The Globe’s call came at just the right time for Raison who had realised, after a productive few years cultivating her television career – starring in Spooks, C4 comedy Plus One and ITV comic drama Married Single Other – that she had reached a now or never moment in her career. For years, while the screen work was coming in, she had been afraid to take a stage role for fear that the scheduling would clash with her TV commitments and would rub her regular employers the wrong way. That could have been the case this summer, had the expected second series of Married Single Other not been cancelled. “There comes a time when you’ve just got to take a leap,” she says. “I’m not going to live in fear; people will make things work if you really want to do it, but it’s hard because everyone’s conditioned to be in fear of where the next thing is coming from.”

It may be something of a comfort, then, that she is still on good terms with the team at Kudos, the company that produces Spooks. The prolific TV production company – which also counts Ashes To Ashes, Life On Mars, Hustle, The Fixer and Plus One among its stable of shows – has a habit of remaining loyal to its actors, with Keeley Hawes, Robert Glenister and Daniel Mays among a number of performers to have appeared in more than one of the company’s shows.

“[Deuce Bigalow: European Gigolo] may as well have been the most brutal Lars von Trier film. Another actress and I actually spent a whole night just crying”

It was, however, Raison’s decision to part company with Kudos and leave Spooks. To her mind her character had grown as far as she could without overlapping with Hermione Norris’s character Ros. Fittingly, and tragically, it was Ros who was forced to shoot her young protégé while she restrained a terrorist. “By the time I left,” Raison says, “it was time to go, but I absolutely loved it and I learned a lot. You can see when somebody’s getting restless, so they could see that I was ready to spread my wings a bit and they were fine with it.”

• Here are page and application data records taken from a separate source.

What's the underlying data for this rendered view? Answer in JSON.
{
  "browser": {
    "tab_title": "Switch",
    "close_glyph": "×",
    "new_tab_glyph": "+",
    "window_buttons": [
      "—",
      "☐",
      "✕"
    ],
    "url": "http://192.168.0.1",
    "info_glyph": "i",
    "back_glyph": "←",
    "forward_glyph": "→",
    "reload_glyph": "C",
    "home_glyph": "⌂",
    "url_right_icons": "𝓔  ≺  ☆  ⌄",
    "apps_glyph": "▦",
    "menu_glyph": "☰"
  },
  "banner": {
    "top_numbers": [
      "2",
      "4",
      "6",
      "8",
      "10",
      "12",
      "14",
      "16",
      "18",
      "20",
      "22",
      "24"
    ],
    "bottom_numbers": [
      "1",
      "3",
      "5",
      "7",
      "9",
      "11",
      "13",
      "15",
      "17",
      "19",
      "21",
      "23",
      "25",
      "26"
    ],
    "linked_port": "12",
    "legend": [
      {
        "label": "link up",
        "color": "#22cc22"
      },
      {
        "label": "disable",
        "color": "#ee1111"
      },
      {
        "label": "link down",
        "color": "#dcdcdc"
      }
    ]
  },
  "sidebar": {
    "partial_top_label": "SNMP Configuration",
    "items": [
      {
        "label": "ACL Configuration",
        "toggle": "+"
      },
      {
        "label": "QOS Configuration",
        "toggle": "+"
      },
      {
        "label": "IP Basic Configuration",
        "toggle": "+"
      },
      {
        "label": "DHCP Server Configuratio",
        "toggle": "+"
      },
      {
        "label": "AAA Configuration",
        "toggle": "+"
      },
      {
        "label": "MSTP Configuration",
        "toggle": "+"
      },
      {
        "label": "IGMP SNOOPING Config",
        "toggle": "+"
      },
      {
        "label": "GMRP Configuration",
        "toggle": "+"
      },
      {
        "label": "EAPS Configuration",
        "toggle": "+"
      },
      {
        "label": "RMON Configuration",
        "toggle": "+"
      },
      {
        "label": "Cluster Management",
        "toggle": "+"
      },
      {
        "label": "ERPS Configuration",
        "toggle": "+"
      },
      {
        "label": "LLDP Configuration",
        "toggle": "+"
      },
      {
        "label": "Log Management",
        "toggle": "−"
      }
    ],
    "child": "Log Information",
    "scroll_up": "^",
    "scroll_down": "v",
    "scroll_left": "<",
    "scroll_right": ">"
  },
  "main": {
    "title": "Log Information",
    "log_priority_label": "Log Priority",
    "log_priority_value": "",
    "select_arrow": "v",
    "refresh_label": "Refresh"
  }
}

Judging by what she says about this and other projects, it seems there are very few people she is not on good terms with. There is, however, at least one. Though she doesn’t name him, it is not hard to deduce that US film comedian Rob Schneider is not among her favourite people. She appeared alongside the regular Adam Sandler collaborator in Deuce Bigalow: European Gigolo, a job she describes as a “hideous, hideous moment and a great lapse in judgement on my part”.

“The whole thing was ridiculous but [the script] read quite funnily,” she says, explaining how she ended up working on a project that was “regrettable from start to finish” in the first place. “There are just some people who are just not very nice. It’s difficult to say much more than that, but I’ve never come across that sort of ego before. People always say comedy’s a serious business, but I’ve worked with comedians who are very funny and who don’t make life seem too difficult. For how it felt, it may as well have been the most brutal Lars von Trier film. Another actress and I actually spent a whole night just crying.”

Even from this most unpleasant of situations, Raison finds a silver lining; a lesson never to act in such a fashion. “I’ve never walked off a set and felt ashamed of my behaviour or felt like I’ve been a destructive force,” she says, “and I hope I never do.”

That is proper golfing talk. In the face of adversity, pressure and emotion-jangling taunting, golfers don’t throw their clubs or scream – well, most of them don’t – they hold their decorum and rise above it. Both of Raison’s grandfathers – former Captains of St Andrew’s and Aldeburgh Golf Clubs – would be proud. “I got my first birdie recently, which was great,” she smiles. “I thought, if I miss that putt I really am going to have to kill myself.” She didn’t crack under the pressure then, or during the Globe’s press nights; looks like the golf is already working its character-building magic.

MA